According to drug retail market data released by PharmaTrac, a pharma market research service by All India Organisation of Chemists and Druggists Ltd and Pharma Softtech Awacs, Ranbaxy has been an exception in the market, which has seen all top companies posting high single-digit to double-digit growth in the past six months.
A PharmaTrac release last week stated that “all top companies, except Ranbaxy, have reported a growth (in November), and six of the top 10 companies have also reported higher than the average industry growth of 8.7%”.
The companies that posted higher growth in November included Cipla, Sun Pharmaceutical Industries Ltd, Lupin Ltd, Mankind Pharma Ltd and Aristo Pharmaceuticals Ltd.
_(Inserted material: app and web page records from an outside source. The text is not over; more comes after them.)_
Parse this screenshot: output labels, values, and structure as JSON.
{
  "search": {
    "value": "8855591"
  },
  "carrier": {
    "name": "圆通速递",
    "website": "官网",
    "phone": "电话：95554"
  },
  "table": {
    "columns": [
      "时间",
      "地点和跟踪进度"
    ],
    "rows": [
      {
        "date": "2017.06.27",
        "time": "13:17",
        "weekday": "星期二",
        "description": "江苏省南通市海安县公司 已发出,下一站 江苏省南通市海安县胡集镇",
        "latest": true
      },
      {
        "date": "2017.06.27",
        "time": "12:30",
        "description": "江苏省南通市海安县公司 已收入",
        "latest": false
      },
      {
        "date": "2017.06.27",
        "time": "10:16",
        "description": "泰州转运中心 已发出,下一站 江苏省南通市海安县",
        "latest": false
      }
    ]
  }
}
Sector analysts say that the company has not been aggressive in new launches in the local market while others such as Piramal, Lupin and even foreign drug makers such as Aventis Pharma Ltd had introduced several products.
A company spokesman said his company does not respond to market reports.
Two analysts from a Mumbai-based brokerage said Ranbaxy’s domestic sales was affected mainly because of a change in focus after the change in the management. The company has been focusing more on other emerging markets as it faced severe loss in revenue in the most important US market, they said on condition of anonymity.
Rajesh Vora, a pharmaceutical sector analyst with ICICI Securities Ltd, said the domestic market was not a critical part in Ranbaxy’s consolidated revenue.
“Since the local market is stable and contributes only about 20% to its total income, a drop in sales here may not make a big difference,” he said.
Ranbaxy shares fell 1.55% to close at Rs 520 on a day when the BSE rose 0.75% to close at 17360.6. Since March, the stock has risen some 285.22%, the second best among listed drug makers. The bourse’s benchmark Sensex has risen by 112.74% during this time.